As of today, Matějská is situated on the outdoor exhibition grounds of Výstaviště Holešovice in Prague and it comprises a temporary amusement park. This is a perfect place to explore something truly local, especially for those travelling with young ones, but not exclusively. For more tips on things to do in Prague with children, check our list of tips.
Classical music and festivals
At the end of March, a three-night musical festival called Žižkovská noc takes place in the neighbourhood of Pragueʼs Žižkov and the surrounding areas. This annual event is a great way to experience the cityʼs nightlife. It is a multi-genre event with a rich program and over 50 contributing venues. Although Žižkovská noc is primarily about music, you will also have the chance to witness various dance performances, alternative theatre or poetry readings.
What you definitely donʼt want to miss is the international music festival Prague Spring, which takes place from mid-May until the beginning of June. Hosting outstanding performers, orchestras, and ensembles from all over the world, this unique event is a must for all classical music lovers. It is an unrivaled experience and something truly special to remember from Prague, the city where numerous world-renowned composers conducted their works.
Open house events and other cultural festivities
The end of spring is the time of various cultural events that will allow you to explore Prague from a new perspective. These include the Open House Praha festival on the 3rd weekend in May that offers free tours and open access to both historical and new buildings throughout the city that are not usually open to the public. Another one is the Night of Churches the following weekend, which opens up over a hundred churches and chapels in Prague and allows the visitors to experience the Czech Christian spirit through music, art, and performances.
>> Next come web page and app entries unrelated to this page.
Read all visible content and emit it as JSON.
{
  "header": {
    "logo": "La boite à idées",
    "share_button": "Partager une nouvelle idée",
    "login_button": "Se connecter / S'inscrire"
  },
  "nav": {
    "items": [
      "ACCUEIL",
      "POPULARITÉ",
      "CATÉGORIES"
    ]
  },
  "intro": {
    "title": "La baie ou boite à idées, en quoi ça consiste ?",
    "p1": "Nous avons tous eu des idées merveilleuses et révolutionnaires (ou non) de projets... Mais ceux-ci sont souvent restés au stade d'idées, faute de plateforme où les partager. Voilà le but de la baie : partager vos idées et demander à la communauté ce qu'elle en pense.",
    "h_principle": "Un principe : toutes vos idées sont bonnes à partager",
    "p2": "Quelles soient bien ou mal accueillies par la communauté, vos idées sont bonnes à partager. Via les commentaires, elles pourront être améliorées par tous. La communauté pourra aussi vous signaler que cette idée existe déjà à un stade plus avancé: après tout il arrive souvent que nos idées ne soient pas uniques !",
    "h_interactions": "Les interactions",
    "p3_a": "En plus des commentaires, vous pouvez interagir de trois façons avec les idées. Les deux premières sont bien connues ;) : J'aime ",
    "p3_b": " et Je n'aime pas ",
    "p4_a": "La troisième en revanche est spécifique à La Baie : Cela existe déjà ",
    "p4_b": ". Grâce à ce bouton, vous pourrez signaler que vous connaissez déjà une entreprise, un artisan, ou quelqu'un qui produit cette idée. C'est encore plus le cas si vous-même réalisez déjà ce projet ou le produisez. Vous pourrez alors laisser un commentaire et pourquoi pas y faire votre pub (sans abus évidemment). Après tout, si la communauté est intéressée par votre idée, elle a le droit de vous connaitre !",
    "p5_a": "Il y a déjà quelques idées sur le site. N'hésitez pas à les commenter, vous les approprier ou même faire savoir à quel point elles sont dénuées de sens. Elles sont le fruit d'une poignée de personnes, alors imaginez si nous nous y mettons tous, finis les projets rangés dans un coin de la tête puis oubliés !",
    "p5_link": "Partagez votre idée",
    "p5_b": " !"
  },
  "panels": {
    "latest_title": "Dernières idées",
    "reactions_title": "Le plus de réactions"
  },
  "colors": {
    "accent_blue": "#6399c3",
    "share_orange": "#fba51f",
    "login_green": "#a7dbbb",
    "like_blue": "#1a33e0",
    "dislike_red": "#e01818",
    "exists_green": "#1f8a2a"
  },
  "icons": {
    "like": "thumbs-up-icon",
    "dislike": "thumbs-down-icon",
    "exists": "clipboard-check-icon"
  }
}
And finally, the beginning of June brings the Prague Museum Night, a popular event that offers a free entrance to 77 museums and galleries throughout Prague during one night.
If you want to experience something truly special, you should definitely check out the Baroque St. Johnʼs Celebrations NAVALIS in the middle of May. This unique event follows a three-hundred year tradition and it is a great source of entertainment as well as a lesson from our history. It starts at the St. Vitus Cathedral on the Prague Castle and follows a route through the historical centre towards its culmination on the Vltava River near Charles Bridge.
As I have already mentioned, spring in the Czech Republic is very unpredictable in terms of weather. But if you are lucky, Prague might be able to offer some of the sunniest and most beautiful days of the year at this time. In that case, why not explore the city on some eco-friendly vehicle, such as a bicycle or an electric scooter? You will come across pink bikes all over the city. These can be rented via an app called Rekola for a very nice price. If you feel like scooter instead, try Lime.
Spring is a perfect time for exploring the numerous parks throughout the city. My favourite ones include Letná, Stromovka, Petřín or Riegrovy sady. There is also a cute little island on the river called Střelecký ostrov, which is perfect for a sunny-day hangout. From there, you might head towards the Kampa island, explore local art, and stop by the nearby John Lennon wall for a super cool Instagram picture.
If you are visiting for more days and you get tired of the city, you might venture outside of Prague and get to know its surroundings. A nice one-day trip might be to the city of Kutná Hora, a beautiful historical city with a bizarre church built out of human remains. You might also take a train to Karlštejn, a picturesque Gothic castle southwest of Prague. For beer fans, check out our brewery day trips blog.
February 24, 2020